REQUIRED WORK: This exercise calls for every line of the data below with the string "kind" in it.

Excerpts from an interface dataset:
──────────
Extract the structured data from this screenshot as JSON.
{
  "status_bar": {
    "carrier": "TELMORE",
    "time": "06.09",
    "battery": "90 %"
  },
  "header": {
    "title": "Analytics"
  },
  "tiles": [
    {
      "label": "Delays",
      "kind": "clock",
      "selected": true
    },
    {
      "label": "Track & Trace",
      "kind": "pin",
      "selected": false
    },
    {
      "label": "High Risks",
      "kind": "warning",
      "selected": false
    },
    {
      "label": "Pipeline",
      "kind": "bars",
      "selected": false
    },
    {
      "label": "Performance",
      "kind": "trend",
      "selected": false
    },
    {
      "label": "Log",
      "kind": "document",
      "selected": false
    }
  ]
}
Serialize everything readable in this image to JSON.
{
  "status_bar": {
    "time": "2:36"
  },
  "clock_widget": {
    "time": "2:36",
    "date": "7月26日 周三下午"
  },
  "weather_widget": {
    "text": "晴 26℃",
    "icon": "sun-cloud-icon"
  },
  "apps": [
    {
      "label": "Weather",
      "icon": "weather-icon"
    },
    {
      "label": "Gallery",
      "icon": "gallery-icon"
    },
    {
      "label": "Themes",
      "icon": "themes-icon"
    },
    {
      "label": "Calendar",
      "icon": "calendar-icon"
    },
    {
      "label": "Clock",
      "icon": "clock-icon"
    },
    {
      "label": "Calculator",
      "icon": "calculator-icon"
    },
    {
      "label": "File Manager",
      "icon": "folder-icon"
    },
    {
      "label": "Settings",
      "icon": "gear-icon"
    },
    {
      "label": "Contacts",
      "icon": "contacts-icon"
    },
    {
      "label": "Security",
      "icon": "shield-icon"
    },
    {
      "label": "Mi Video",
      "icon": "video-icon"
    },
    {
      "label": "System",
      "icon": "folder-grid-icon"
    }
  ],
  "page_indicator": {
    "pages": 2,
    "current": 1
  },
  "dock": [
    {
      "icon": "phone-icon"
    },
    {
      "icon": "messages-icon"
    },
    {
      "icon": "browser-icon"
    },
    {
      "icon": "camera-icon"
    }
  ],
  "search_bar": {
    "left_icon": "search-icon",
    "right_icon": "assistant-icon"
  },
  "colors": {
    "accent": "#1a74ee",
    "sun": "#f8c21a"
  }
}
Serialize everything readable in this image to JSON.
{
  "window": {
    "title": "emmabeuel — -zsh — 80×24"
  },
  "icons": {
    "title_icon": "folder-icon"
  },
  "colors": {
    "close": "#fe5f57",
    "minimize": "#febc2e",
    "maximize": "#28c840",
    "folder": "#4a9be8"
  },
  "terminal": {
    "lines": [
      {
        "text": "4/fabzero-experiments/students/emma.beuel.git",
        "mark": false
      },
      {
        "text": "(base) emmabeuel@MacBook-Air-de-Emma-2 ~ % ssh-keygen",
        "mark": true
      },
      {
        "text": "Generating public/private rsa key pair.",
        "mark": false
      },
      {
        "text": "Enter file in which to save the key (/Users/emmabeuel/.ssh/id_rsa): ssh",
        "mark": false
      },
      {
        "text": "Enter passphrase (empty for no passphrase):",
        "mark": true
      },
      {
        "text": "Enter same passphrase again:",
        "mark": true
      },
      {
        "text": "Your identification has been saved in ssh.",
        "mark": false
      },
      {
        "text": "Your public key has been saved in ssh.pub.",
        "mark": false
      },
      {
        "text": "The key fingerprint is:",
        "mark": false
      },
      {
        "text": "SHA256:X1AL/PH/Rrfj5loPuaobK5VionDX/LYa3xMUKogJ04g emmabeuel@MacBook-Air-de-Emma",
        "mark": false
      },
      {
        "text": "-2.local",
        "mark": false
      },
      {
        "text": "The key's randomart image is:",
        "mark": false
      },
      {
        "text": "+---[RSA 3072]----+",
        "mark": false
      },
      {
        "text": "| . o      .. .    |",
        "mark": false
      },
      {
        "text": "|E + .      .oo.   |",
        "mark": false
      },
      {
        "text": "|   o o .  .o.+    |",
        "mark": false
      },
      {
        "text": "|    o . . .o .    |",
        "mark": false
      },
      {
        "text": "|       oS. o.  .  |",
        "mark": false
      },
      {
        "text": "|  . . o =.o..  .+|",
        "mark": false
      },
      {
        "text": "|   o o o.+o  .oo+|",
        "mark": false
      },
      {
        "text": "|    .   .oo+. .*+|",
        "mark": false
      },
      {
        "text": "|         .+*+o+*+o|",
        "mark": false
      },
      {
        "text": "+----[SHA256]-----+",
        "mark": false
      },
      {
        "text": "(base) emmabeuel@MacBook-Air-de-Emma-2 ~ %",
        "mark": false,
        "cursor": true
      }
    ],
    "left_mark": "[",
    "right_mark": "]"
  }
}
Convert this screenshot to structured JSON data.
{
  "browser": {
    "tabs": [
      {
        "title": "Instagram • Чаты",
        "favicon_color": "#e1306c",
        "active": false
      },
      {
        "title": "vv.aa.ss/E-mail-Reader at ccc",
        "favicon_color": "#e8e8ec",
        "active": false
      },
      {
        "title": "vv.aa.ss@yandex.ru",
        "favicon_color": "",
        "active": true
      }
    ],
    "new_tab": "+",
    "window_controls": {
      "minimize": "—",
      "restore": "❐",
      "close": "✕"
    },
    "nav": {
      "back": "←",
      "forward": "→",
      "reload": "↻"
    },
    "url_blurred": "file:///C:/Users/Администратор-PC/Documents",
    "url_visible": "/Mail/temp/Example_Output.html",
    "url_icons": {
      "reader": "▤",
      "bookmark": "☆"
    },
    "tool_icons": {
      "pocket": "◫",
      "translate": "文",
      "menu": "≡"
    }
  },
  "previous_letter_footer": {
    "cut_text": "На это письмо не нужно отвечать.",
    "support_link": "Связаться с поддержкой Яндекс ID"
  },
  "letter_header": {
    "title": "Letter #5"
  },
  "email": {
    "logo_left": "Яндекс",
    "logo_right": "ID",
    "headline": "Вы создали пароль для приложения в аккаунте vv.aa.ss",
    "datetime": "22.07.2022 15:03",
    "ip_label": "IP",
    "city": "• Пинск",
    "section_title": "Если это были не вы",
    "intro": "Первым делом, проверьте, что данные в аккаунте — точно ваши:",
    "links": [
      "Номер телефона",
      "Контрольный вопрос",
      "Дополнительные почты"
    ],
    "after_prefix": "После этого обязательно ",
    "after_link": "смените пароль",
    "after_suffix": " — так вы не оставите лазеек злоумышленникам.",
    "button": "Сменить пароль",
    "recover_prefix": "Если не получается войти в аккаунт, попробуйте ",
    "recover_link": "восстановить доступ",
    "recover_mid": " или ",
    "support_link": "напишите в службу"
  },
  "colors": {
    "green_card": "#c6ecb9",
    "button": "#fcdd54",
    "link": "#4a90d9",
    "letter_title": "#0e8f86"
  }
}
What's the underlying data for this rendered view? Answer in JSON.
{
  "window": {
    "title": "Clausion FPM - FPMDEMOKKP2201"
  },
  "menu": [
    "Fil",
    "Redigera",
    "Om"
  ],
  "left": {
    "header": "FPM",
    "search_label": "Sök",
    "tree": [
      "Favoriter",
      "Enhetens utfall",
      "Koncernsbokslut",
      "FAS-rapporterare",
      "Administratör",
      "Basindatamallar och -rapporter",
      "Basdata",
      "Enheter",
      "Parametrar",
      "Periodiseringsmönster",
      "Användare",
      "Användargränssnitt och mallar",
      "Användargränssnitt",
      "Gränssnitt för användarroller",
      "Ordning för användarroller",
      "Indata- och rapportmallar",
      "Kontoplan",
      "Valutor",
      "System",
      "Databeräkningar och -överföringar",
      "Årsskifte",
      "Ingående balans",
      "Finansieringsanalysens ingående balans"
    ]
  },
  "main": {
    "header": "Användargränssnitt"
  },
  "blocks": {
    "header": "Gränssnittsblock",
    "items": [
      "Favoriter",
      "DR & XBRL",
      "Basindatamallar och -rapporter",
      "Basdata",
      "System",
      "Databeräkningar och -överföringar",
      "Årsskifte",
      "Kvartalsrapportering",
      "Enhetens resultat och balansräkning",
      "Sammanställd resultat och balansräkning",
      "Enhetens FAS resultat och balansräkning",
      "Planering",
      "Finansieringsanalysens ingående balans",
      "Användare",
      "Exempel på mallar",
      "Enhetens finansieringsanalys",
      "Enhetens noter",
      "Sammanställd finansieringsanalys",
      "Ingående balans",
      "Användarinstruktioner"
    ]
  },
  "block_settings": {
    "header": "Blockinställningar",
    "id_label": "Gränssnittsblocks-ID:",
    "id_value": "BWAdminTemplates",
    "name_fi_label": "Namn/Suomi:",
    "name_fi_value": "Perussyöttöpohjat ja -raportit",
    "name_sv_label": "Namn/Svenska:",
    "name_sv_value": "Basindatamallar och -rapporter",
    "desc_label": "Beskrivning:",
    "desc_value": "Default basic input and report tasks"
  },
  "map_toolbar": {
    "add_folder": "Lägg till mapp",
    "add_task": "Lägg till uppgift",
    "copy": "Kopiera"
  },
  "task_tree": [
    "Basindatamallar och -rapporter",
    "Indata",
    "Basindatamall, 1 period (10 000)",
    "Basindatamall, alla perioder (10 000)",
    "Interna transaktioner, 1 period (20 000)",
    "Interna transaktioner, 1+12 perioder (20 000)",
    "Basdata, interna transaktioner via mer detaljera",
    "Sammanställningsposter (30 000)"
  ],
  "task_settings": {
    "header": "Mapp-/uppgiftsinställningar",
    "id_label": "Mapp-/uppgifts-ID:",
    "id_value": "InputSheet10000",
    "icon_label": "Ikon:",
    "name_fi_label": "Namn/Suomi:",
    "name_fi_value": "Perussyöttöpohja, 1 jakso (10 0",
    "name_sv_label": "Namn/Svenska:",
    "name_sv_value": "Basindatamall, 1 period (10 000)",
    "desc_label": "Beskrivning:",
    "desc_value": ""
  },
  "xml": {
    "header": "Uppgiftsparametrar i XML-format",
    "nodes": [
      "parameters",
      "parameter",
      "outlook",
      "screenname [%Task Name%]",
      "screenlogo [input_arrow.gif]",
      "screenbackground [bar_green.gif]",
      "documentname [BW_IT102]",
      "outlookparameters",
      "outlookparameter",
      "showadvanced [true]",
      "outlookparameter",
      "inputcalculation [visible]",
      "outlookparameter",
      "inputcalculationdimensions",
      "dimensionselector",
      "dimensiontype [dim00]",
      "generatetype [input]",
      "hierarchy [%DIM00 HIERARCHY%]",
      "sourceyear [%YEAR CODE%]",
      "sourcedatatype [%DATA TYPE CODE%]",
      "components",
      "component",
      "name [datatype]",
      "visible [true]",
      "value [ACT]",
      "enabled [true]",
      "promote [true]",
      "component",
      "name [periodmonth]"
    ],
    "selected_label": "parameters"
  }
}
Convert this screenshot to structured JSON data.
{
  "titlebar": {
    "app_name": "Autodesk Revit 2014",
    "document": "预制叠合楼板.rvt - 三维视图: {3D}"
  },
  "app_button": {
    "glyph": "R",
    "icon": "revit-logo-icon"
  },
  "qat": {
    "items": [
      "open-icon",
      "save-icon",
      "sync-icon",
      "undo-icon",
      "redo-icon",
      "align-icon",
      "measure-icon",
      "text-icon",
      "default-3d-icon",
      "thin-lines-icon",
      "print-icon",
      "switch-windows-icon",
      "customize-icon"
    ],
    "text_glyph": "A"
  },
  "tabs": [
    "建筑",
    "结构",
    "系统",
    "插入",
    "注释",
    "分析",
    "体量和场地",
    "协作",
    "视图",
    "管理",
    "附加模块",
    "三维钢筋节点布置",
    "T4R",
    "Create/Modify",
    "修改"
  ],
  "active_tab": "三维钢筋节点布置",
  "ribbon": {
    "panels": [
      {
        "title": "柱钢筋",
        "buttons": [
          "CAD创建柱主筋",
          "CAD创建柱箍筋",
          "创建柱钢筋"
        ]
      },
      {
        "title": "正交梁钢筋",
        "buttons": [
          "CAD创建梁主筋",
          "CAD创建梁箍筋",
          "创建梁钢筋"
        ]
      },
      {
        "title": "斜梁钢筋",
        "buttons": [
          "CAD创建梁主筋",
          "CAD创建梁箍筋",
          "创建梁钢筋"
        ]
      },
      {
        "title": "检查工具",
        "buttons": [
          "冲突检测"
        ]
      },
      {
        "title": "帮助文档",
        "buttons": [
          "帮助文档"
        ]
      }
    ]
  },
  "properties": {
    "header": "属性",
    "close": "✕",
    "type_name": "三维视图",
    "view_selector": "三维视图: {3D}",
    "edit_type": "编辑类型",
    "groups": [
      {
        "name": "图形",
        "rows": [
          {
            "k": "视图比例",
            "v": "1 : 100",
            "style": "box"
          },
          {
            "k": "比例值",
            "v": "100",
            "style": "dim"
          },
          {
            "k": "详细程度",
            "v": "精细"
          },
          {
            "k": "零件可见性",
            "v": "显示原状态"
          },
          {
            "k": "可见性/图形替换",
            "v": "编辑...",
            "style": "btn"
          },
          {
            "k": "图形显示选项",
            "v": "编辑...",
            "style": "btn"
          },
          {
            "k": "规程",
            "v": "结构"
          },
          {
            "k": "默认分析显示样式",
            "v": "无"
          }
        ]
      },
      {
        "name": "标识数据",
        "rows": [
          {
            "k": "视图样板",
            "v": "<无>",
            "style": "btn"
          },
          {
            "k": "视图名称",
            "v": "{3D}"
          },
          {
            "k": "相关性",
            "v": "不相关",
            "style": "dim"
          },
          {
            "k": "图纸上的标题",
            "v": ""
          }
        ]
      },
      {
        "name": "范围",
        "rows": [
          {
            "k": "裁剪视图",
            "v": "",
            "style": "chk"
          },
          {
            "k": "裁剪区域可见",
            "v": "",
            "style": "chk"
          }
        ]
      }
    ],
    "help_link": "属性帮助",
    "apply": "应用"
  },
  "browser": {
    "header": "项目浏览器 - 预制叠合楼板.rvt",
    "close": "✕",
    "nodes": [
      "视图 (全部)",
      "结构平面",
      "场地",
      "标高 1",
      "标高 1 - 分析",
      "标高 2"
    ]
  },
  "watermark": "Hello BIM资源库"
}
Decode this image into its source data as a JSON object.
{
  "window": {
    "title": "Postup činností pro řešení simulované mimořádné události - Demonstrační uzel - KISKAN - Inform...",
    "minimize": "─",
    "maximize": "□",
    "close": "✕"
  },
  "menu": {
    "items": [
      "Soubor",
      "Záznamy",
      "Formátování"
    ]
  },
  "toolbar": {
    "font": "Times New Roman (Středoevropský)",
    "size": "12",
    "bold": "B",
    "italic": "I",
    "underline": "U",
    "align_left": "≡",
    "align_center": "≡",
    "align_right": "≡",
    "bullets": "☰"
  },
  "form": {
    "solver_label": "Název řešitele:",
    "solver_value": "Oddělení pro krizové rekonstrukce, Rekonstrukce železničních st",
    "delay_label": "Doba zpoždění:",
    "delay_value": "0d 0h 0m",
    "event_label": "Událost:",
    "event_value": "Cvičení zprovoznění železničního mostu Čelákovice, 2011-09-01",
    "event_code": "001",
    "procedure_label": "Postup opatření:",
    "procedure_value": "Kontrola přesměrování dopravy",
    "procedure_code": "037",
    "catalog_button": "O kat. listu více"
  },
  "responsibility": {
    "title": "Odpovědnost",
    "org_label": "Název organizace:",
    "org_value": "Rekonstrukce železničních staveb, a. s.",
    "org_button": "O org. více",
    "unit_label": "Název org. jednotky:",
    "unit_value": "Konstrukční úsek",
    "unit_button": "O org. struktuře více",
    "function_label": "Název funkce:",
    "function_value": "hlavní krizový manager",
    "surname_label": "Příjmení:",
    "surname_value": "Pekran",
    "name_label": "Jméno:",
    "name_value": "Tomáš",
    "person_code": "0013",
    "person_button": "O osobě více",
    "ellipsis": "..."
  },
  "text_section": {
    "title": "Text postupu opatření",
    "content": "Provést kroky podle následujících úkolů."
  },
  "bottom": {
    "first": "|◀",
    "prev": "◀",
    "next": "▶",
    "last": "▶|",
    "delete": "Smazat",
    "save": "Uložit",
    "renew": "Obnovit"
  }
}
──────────
EXERCISE SOLUTION:
      "kind": "clock",
      "kind": "pin",
      "kind": "warning",
      "kind": "bars",
      "kind": "trend",
      "kind": "document",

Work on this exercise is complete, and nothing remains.